== What you should do ==
Return all the entries word for word.

== Excerpts from an interface dataset ==
********************

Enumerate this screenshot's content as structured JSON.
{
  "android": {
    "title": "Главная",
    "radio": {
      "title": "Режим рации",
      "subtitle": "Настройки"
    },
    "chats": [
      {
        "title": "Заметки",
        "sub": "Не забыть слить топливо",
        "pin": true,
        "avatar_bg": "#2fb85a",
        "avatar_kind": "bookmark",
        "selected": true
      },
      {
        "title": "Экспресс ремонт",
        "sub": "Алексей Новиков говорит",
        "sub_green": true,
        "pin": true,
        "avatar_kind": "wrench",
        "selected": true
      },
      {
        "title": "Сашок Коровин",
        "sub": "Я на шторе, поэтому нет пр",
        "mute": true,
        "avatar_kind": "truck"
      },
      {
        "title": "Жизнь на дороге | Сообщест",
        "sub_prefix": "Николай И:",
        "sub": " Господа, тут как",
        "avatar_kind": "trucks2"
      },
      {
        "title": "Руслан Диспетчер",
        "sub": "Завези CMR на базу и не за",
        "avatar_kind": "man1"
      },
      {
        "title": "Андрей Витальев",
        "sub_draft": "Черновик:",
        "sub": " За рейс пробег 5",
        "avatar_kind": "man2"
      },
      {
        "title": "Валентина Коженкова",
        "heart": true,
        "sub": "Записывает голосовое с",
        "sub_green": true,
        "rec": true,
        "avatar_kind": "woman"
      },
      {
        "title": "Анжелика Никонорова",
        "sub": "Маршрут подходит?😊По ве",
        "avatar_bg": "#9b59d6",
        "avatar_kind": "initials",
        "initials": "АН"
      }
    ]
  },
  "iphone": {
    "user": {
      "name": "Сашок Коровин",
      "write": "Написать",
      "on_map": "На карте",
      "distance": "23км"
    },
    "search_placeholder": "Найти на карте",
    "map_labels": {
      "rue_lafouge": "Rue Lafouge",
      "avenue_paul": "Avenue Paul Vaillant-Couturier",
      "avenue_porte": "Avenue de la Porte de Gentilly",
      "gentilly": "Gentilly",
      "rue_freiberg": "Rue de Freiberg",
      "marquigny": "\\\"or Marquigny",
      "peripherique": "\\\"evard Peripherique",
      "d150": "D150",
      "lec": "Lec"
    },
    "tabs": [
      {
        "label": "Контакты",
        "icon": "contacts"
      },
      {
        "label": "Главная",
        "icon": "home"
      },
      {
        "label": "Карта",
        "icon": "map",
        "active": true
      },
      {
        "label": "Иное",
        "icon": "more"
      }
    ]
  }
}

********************

== Answer box ==
Enumerate this screenshot's content as structured JSON.
{
  "android": {
    "title": "Главная",
    "radio": {
      "title": "Режим рации",
      "subtitle": "Настройки"
    },
    "chats": [
      {
        "title": "Заметки",
        "sub": "Не забыть слить топливо",
        "pin": true,
        "avatar_bg": "#2fb85a",
        "avatar_kind": "bookmark",
        "selected": true
      },
      {
        "title": "Экспресс ремонт",
        "sub": "Алексей Новиков говорит",
        "sub_green": true,
        "pin": true,
        "avatar_kind": "wrench",
        "selected": true
      },
      {
        "title": "Сашок Коровин",
        "sub": "Я на шторе, поэтому нет пр",
        "mute": true,
        "avatar_kind": "truck"
      },
      {
        "title": "Жизнь на дороге | Сообщест",
        "sub_prefix": "Николай И:",
        "sub": " Господа, тут как",
        "avatar_kind": "trucks2"
      },
      {
        "title": "Руслан Диспетчер",
        "sub": "Завези CMR на базу и не за",
        "avatar_kind": "man1"
      },
      {
        "title": "Андрей Витальев",
        "sub_draft": "Черновик:",
        "sub": " За рейс пробег 5",
        "avatar_kind": "man2"
      },
      {
        "title": "Валентина Коженкова",
        "heart": true,
        "sub": "Записывает голосовое с",
        "sub_green": true,
        "rec": true,
        "avatar_kind": "woman"
      },
      {
        "title": "Анжелика Никонорова",
        "sub": "Маршрут подходит?😊По ве",
        "avatar_bg": "#9b59d6",
        "avatar_kind": "initials",
        "initials": "АН"
      }
    ]
  },
  "iphone": {
    "user": {
      "name": "Сашок Коровин",
      "write": "Написать",
      "on_map": "На карте",
      "distance": "23км"
    },
    "search_placeholder": "Найти на карте",
    "map_labels": {
      "rue_lafouge": "Rue Lafouge",
      "avenue_paul": "Avenue Paul Vaillant-Couturier",
      "avenue_porte": "Avenue de la Porte de Gentilly",
      "gentilly": "Gentilly",
      "rue_freiberg": "Rue de Freiberg",
      "marquigny": "\\\"or Marquigny",
      "peripherique": "\\\"evard Peripherique",
      "d150": "D150",
      "lec": "Lec"
    },
    "tabs": [
      {
        "label": "Контакты",
        "icon": "contacts"
      },
      {
        "label": "Главная",
        "icon": "home"
      },
      {
        "label": "Карта",
        "icon": "map",
        "active": true
      },
      {
        "label": "Иное",
        "icon": "more"
      }
    ]
  }
}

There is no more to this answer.